Silvered Bronze Mirror Depicting the Four Directions
In our opinion, Sui to Tang Dynasty (581-618)
Diameter: 9.25 inches
Height at Knob: 1/2 inch
Weight: 57 oz.
Guang liu su yue zhi bing xuanjing
Chengkong jian shui zhao pao ning qing
Zhonggu yong gu ying ci si ling
It glimmers like the white moon,
receiving its qualities from the dark essence;
the bright sky reflects in the waters,
radiance saturates the crystallized purity.
Forever it remains solid,
making these four sacred beings shine.
The “dark essence” refers to the spirit of the north, which in Chinese tradition is associated with water. The “four sacred beings” are the pictures of four mythical creatures on the surface of the mirror.
The remarkable design and symbolism of this transitional mirror places it in the category of a significant cultural object of the period. The design consists of four masterfully cast divine beasts representing the Four Directions of the compass.
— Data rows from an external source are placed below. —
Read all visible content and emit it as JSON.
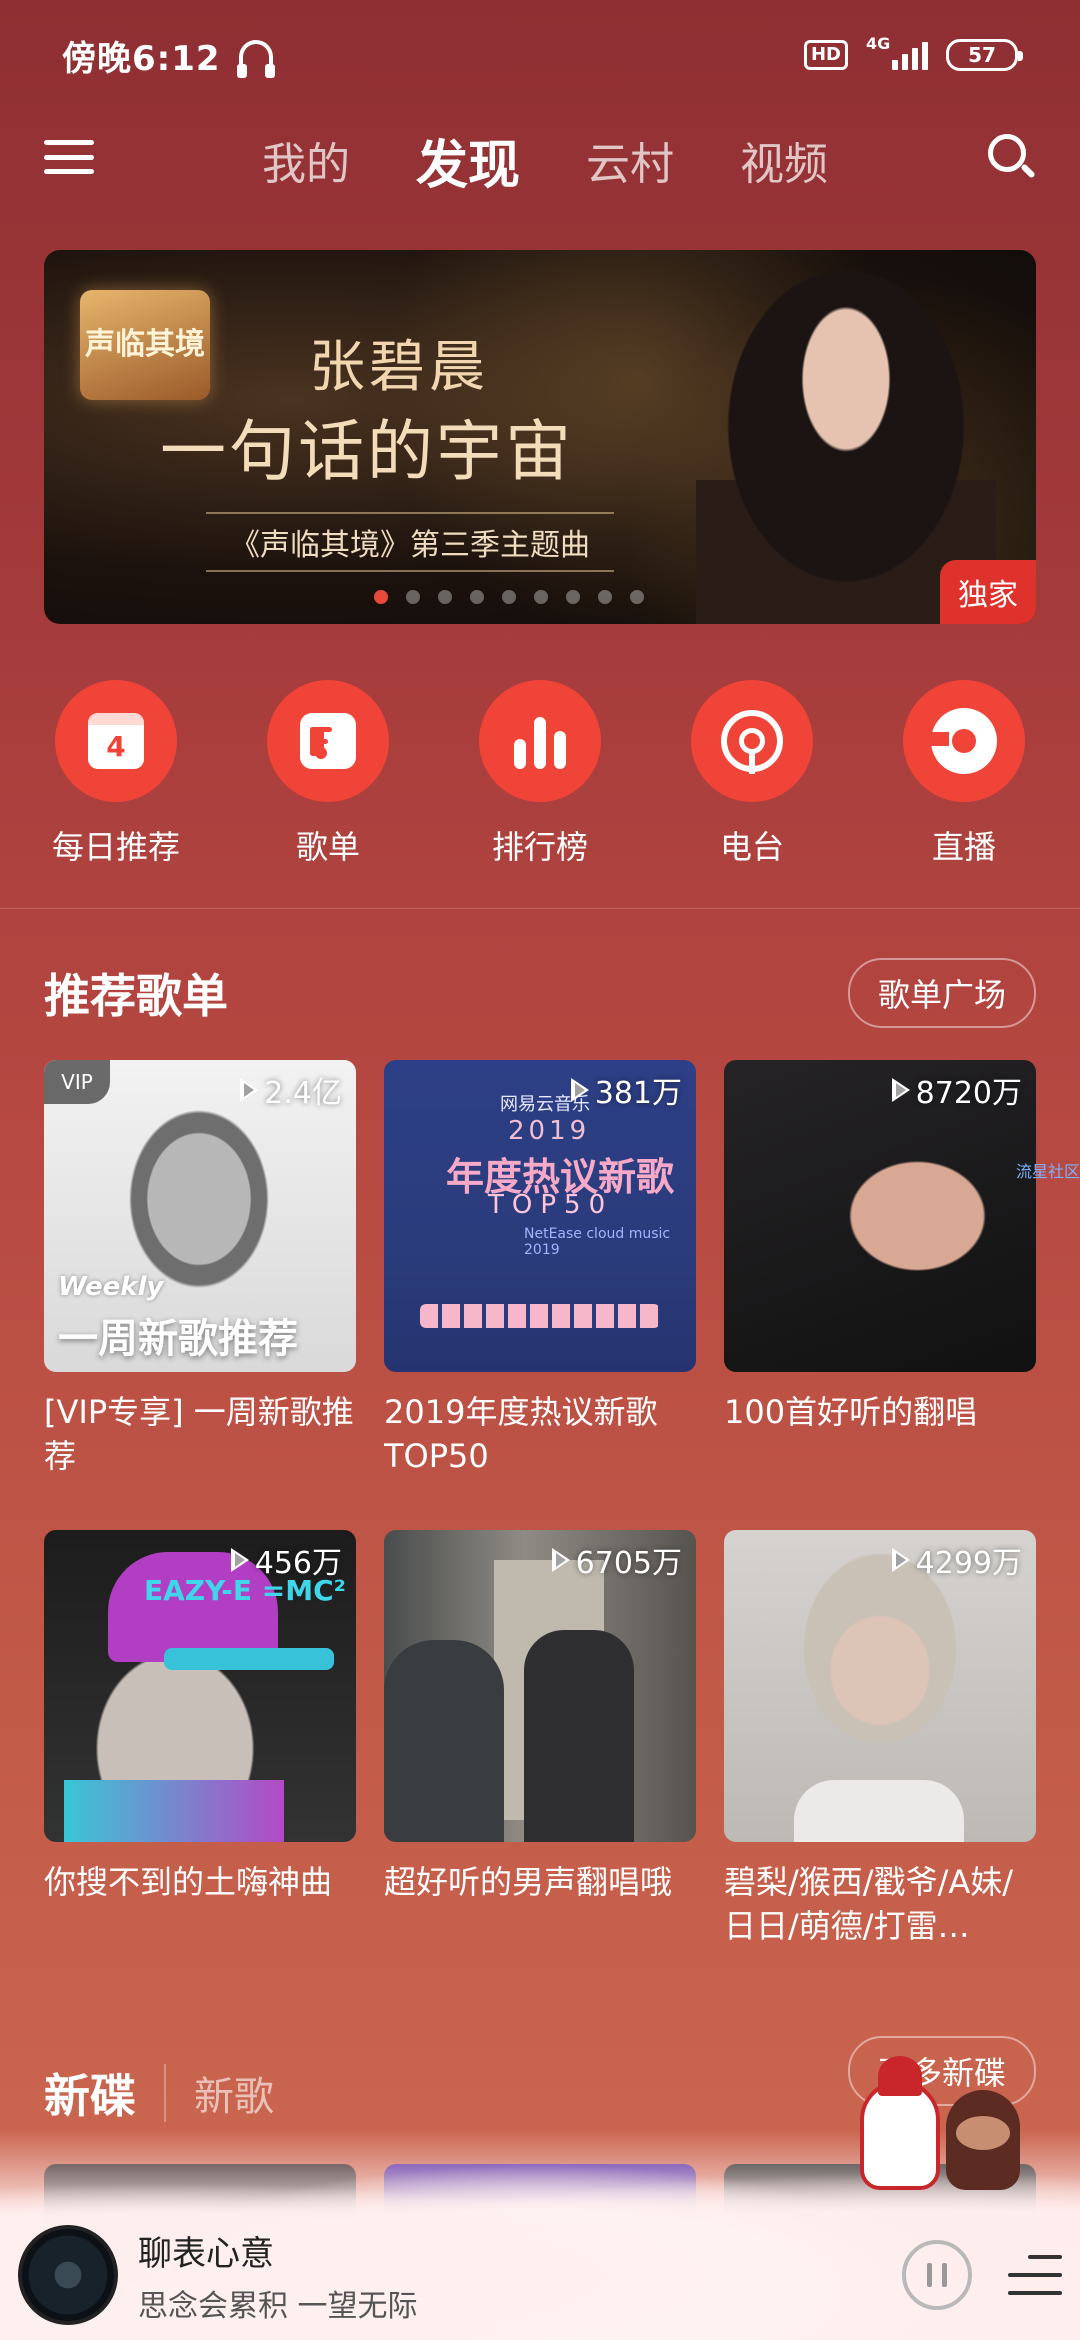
{
  "status_bar": {
    "time": "傍晚6:12",
    "hd": "HD",
    "network": "4G",
    "battery": "57"
  },
  "top_nav": {
    "tabs": [
      "我的",
      "发现",
      "云村",
      "视频"
    ],
    "active_tab": "发现"
  },
  "banner": {
    "logo_text": "声临其境",
    "artist": "张碧晨",
    "title": "一句话的宇宙",
    "subtitle": "《声临其境》第三季主题曲",
    "badge": "独家",
    "dots": 9,
    "active_dot": 0
  },
  "quick_entries": [
    {
      "label": "每日推荐",
      "icon": "calendar-icon",
      "badge": "4"
    },
    {
      "label": "歌单",
      "icon": "playlist-icon"
    },
    {
      "label": "排行榜",
      "icon": "chart-bars-icon"
    },
    {
      "label": "电台",
      "icon": "radio-icon"
    },
    {
      "label": "直播",
      "icon": "live-icon"
    }
  ],
  "recommended": {
    "title": "推荐歌单",
    "more_label": "歌单广场",
    "cards": [
      {
        "title": "[VIP专享] 一周新歌推荐",
        "plays": "2.4亿",
        "vip": "VIP",
        "cover_text_small": "Weekly",
        "cover_text_big": "一周新歌推荐"
      },
      {
        "title": "2019年度热议新歌TOP50",
        "plays": "381万",
        "cover_brand": "网易云音乐",
        "cover_year": "2019",
        "cover_heading": "年度热议新歌",
        "cover_top": "TOP50",
        "cover_small": "NetEase cloud music 2019"
      },
      {
        "title": "100首好听的翻唱",
        "plays": "8720万"
      },
      {
        "title": "你搜不到的土嗨神曲",
        "plays": "456万",
        "cover_text": "EAZY-E =MC²"
      },
      {
        "title": "超好听的男声翻唱哦",
        "plays": "6705万"
      },
      {
        "title": "碧梨/猴西/戳爷/A妹/日日/萌德/打雷…",
        "plays": "4299万"
      }
    ],
    "watermark": "流星社区"
  },
  "new_section": {
    "title": "新碟",
    "subtitle": "新歌",
    "more_label": "更多新碟"
  },
  "player": {
    "song": "聊表心意",
    "lyric": "思念会累积 一望无际"
  },
  "colors": {
    "accent": "#ef4437",
    "background_top": "#8f2f33",
    "background_bottom": "#cd6a52",
    "badge_red": "#e0322c"
  }
}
The Four Divine Beasts was a design motif used from the Han until the Sui to Tang periods. Early examples of pictorial representation of these animals may be found in stone objects of the Northern Wei dynasty (386-534 AD). An archaic form inscription is located on the central band.
The obverse side is in remarkably well-preserved condition with some green patination present. The reverse side has been conserved professionally with only a small area of brown patina remaining. In our opinion, this mirror is an exceptional example of the Sui to Tang Dynasty.
Reference Number: 2488
Ex Collection: Bulgari Family, Rome
Ex Collection Alan & Simone Hartman, New York City
For a related example of the period depicting the four divine animals see Bronze Mirrors from Ancient China, The Donald H. Graham Jr. Collection. Toru Nakano Editor. Donald H. Graham Jr. 1994. Catalogue number 68, (M34).
To inquire about this work of art, contact us at 415.421.3434 or email at firstname.lastname@example.org